For the Markdown styling, we have a stylesheet that we made for our file explorer when we added rendered Markdown support. That’s the mdStyles.renderedMarkdown part. There wasn’t much to tweak here either since everything else fell into customizing MDX components.

From here, we have MDX pages that can be dynamically rendered at any level of the source directory, with easy frontmatter access and custom components, plus a set of functions that can be easily extended into other areas of the site.


One bummer about directories of Markdown/MDX has always been building navigation for those pages—seemingly no matter the framework or language. Setting the order, adding icons, controlling states—woof. We could use fs to read from the directory and build a nav ourselves, but how would we order a dynamic set of pages within each sub-directory? Frontmatter could maybe help, but then you’re stuck updating values across multiple pages.

The easiest solution is still building a single config file of sorts for the navigation using JSON or YML. We took that route with the docs pages—here’s a snippet of it.

// src/app/docs/Nav.tsx

export const DocsNav = [
		header: "Getting Started",
		icon: "IconBook",
		color: "purple",
		items: [
			{ href: "/docs/getting-started", label: "Overview" },
			{ href: "/docs/getting-started/new", label: "Create a New Workspace" },
				href: "/docs/getting-started/join",
				label: "Join an Existing Workspace",
			{ href: "/docs/getting-started/import-code", label: "Import Code" },
			{ href: "/docs/getting-started/ssh", label: "Setup SSH" },
		header: "Workspaces",
		icon: "IconBuilding",
		color: "blue",
		items: [
			{ href: "/docs/workspaces", label: "Overview" },
			{ href: "/docs/workspaces/navigation", label: "Navigation" },
			{ href: "/docs/workspaces/members", label: "Members" },
			{ href: "/docs/workspaces/repositories", label: "Repositories" },
			{ href: "/docs/workspaces/notifications", label: "Notifications" },
			{ href: "/docs/workspaces/presence", label: "Presence" },
			{ href: "/docs/workspaces/settings", label: "Settings" },
  // ...

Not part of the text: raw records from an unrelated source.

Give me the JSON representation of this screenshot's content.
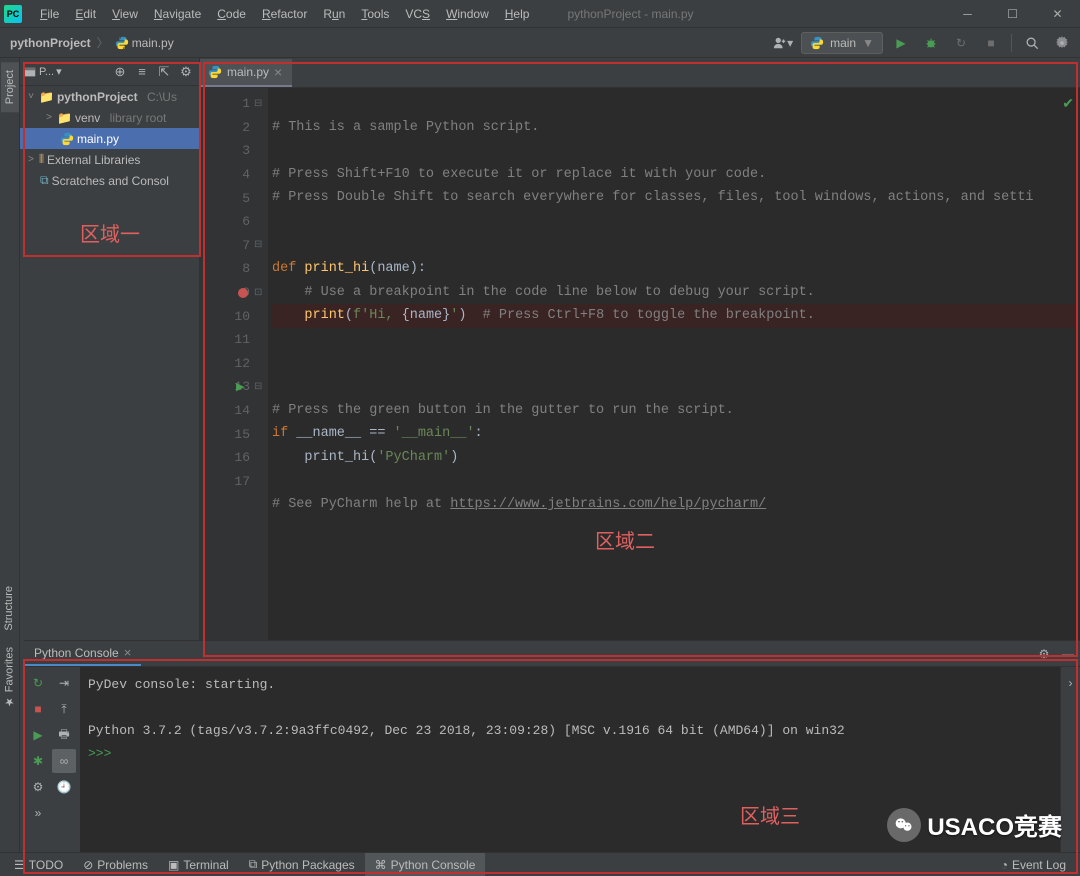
{
  "window": {
    "title": "pythonProject - main.py"
  },
  "menu": {
    "items": [
      "File",
      "Edit",
      "View",
      "Navigate",
      "Code",
      "Refactor",
      "Run",
      "Tools",
      "VCS",
      "Window",
      "Help"
    ]
  },
  "breadcrumbs": {
    "project": "pythonProject",
    "file": "main.py"
  },
  "run_config": {
    "name": "main"
  },
  "project_panel": {
    "title": "P...",
    "tree": {
      "root": "pythonProject",
      "root_path": "C:\\Us",
      "venv": "venv",
      "venv_hint": "library root",
      "file": "main.py",
      "ext_lib": "External Libraries",
      "scratch": "Scratches and Consol"
    }
  },
  "editor": {
    "tab": "main.py",
    "lines": [
      "# This is a sample Python script.",
      "",
      "# Press Shift+F10 to execute it or replace it with your code.",
      "# Press Double Shift to search everywhere for classes, files, tool windows, actions, and setti",
      "",
      "",
      "def print_hi(name):",
      "    # Use a breakpoint in the code line below to debug your script.",
      "    print(f'Hi, {name}')  # Press Ctrl+F8 to toggle the breakpoint.",
      "",
      "",
      "# Press the green button in the gutter to run the script.",
      "if __name__ == '__main__':",
      "    print_hi('PyCharm')",
      "",
      "# See PyCharm help at https://www.jetbrains.com/help/pycharm/",
      ""
    ]
  },
  "console": {
    "tab": "Python Console",
    "line1": "PyDev console: starting.",
    "line2": "Python 3.7.2 (tags/v3.7.2:9a3ffc0492, Dec 23 2018, 23:09:28) [MSC v.1916 64 bit (AMD64)] on win32",
    "prompt": ">>>"
  },
  "bottom_tabs": {
    "todo": "TODO",
    "problems": "Problems",
    "terminal": "Terminal",
    "packages": "Python Packages",
    "pyconsole": "Python Console",
    "eventlog": "Event Log"
  },
  "side_tabs": {
    "project": "Project",
    "structure": "Structure",
    "favorites": "Favorites"
  },
  "regions": {
    "r1": "区域一",
    "r2": "区域二",
    "r3": "区域三"
  },
  "watermark": "USACO竞赛"
}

Elsewhere, we use that JSON to build our sidebar as its own component that can then be rendered wherever we want in our docs layout. Here’s a look at how we built that with our own components:

import { Colors } from "@/primitives/Color";
import { Column } from "@/primitives/Layout";
import * as Icons from "@/primitives/icons";
import { createElement } from "react";
import { DocsNav } from "./Nav";
import { NavHeader } from "./NavHeader";
import { NavItem } from "./NavItem";

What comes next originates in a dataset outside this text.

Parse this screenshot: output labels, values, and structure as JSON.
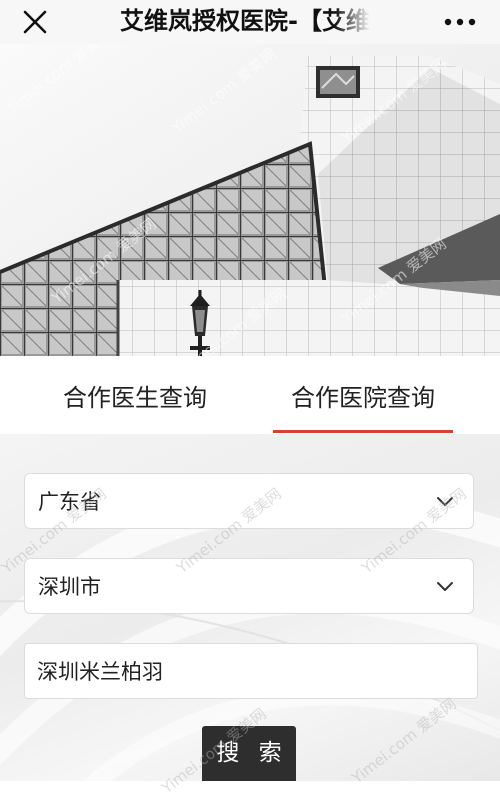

export const DocsMenu = () => {
	return (
		{DocsNav.map((menuItem) => (
				color={menuItem.color as keyof typeof Colors}
				icon={createElement(Icons[menuItem.icon as keyof typeof Icons])}
				<Column gap={1} style=>
					{menuItem.items.map((item) => (
						<NavItem href={item.href} key={item.label}>

We used the same approach overall with our docs homepage, except we created a separate JSON blurb and map since we only wanted to show a subset of pages that we hand-selected. This gave us a bit more flexibility, but it’s also something we could maybe improve down the line as well to avoid the repetition.

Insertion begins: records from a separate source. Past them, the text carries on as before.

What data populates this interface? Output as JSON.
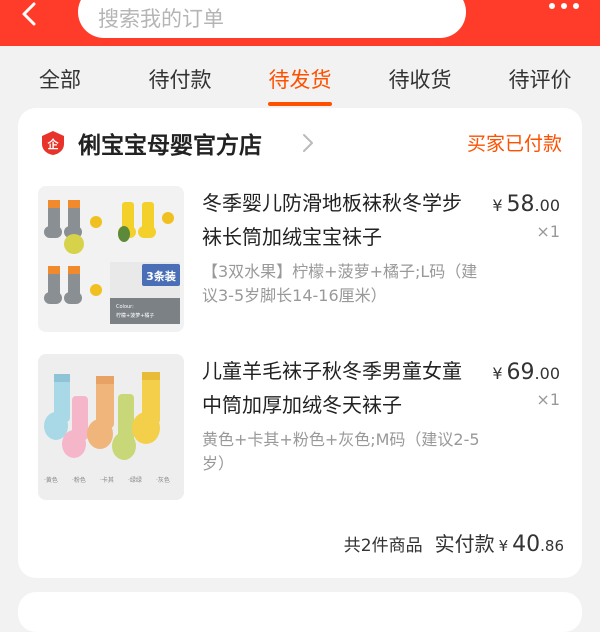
{
  "header": {
    "search_placeholder": "搜索我的订单",
    "back_icon": "back-arrow-icon",
    "more_icon": "more-dots-icon"
  },
  "tabs": [
    {
      "label": "全部",
      "active": false
    },
    {
      "label": "待付款",
      "active": false
    },
    {
      "label": "待发货",
      "active": true
    },
    {
      "label": "待收货",
      "active": false
    },
    {
      "label": "待评价",
      "active": false
    }
  ],
  "colors": {
    "header_bg": "#ff3c2a",
    "accent": "#ff5000",
    "shop_badge": "#e8332a"
  },
  "order": {
    "shop_name": "俐宝宝母婴官方店",
    "status": "买家已付款",
    "items": [
      {
        "title": "冬季婴儿防滑地板袜秋冬学步袜长筒加绒宝宝袜子",
        "sku": "【3双水果】柠檬+菠萝+橘子;L码（建议3-5岁脚长14-16厘米）",
        "price_symbol": "¥",
        "price_int": "58",
        "price_dec": ".00",
        "qty": "×1",
        "thumb_labels": {
          "badge": "3条装",
          "caption_en": "Colour:",
          "caption_cn": "柠檬+菠萝+橘子"
        }
      },
      {
        "title": "儿童羊毛袜子秋冬季男童女童中筒加厚加绒冬天袜子",
        "sku": "黄色+卡其+粉色+灰色;M码（建议2-5岁）",
        "price_symbol": "¥",
        "price_int": "69",
        "price_dec": ".00",
        "qty": "×1",
        "thumb_labels": {
          "c1": "·黄色",
          "c2": "·粉色",
          "c3": "·卡其",
          "c4": "·绿绿",
          "c5": "·灰色"
        }
      }
    ],
    "summary": {
      "count_text": "共2件商品",
      "paid_label": "实付款",
      "price_symbol": "¥",
      "price_int": "40",
      "price_dec": ".86"
    }
  }
}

Up Next: Abstraction

The last goal for me was to be able to abstract all of this so I can use it elsewhere—like on the Changelog or in the Styleguide I’ve been (very) slowly chipping away at. I’ll save that for another post as I’m still working on that part.

Suffice to say it has also felt relatively straightforward to do and I love that I’m able to get this stuff working elsewhere with ease now.

See you again for the next part!